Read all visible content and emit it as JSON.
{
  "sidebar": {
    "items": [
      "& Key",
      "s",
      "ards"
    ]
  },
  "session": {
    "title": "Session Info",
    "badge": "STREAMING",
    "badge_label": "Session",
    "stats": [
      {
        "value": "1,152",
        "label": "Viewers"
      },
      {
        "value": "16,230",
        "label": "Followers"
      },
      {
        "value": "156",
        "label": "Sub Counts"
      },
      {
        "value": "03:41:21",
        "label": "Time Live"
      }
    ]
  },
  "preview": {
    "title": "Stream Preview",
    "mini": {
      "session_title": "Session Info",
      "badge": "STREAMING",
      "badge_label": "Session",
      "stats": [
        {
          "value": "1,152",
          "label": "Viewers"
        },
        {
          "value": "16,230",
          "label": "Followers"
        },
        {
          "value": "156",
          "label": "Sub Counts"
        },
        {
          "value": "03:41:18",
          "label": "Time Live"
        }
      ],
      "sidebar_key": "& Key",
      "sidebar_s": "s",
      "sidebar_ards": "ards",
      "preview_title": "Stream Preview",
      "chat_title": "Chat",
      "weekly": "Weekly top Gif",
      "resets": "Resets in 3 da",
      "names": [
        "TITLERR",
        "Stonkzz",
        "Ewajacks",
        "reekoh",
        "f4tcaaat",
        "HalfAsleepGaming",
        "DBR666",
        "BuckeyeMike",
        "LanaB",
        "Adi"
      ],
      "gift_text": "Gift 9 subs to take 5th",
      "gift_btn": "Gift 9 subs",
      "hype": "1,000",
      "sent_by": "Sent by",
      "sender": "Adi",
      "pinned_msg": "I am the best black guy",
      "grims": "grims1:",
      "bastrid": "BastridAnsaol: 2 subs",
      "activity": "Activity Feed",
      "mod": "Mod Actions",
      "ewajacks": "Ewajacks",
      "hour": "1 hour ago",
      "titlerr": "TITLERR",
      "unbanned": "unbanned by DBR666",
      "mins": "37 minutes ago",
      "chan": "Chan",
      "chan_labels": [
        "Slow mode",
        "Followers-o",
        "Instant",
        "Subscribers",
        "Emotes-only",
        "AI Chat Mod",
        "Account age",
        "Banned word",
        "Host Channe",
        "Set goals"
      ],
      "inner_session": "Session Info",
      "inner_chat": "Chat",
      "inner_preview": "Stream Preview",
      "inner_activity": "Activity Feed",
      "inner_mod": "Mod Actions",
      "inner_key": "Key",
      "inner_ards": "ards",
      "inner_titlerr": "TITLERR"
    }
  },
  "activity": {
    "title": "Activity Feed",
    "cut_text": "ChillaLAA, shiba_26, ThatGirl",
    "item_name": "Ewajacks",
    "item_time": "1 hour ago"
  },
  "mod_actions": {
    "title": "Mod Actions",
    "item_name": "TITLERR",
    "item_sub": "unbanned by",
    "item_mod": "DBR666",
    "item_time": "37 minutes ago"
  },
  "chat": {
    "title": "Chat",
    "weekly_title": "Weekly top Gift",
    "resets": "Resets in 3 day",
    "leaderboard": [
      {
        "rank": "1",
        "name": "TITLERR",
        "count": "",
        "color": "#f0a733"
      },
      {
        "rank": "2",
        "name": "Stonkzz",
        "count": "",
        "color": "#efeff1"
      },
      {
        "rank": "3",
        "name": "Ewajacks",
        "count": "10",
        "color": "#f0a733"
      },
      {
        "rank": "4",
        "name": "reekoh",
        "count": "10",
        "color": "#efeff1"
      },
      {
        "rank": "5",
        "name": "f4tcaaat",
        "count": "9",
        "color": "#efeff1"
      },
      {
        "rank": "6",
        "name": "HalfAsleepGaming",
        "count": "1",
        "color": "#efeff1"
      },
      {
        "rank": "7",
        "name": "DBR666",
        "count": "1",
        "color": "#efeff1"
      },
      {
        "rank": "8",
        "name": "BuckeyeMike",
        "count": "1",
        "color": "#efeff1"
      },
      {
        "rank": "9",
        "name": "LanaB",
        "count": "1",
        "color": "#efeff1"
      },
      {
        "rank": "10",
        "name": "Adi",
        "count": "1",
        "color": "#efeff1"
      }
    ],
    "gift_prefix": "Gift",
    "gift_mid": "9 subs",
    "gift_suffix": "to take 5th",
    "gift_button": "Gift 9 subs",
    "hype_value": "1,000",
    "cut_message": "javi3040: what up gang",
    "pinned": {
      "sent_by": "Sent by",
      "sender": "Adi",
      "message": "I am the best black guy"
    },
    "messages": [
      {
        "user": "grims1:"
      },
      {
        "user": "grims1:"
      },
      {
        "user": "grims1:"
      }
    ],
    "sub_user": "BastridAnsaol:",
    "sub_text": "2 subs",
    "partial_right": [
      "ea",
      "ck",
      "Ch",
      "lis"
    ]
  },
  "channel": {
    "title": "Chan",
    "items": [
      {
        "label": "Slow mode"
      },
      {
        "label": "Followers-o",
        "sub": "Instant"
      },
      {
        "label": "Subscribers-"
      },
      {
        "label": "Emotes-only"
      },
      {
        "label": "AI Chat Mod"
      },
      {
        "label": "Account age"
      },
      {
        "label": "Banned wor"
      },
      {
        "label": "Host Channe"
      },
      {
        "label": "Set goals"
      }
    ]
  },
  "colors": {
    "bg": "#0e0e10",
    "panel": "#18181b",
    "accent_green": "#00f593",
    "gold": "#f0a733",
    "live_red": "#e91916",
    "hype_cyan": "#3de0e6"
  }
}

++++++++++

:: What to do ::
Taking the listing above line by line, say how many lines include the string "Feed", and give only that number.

:: Written reply ::
3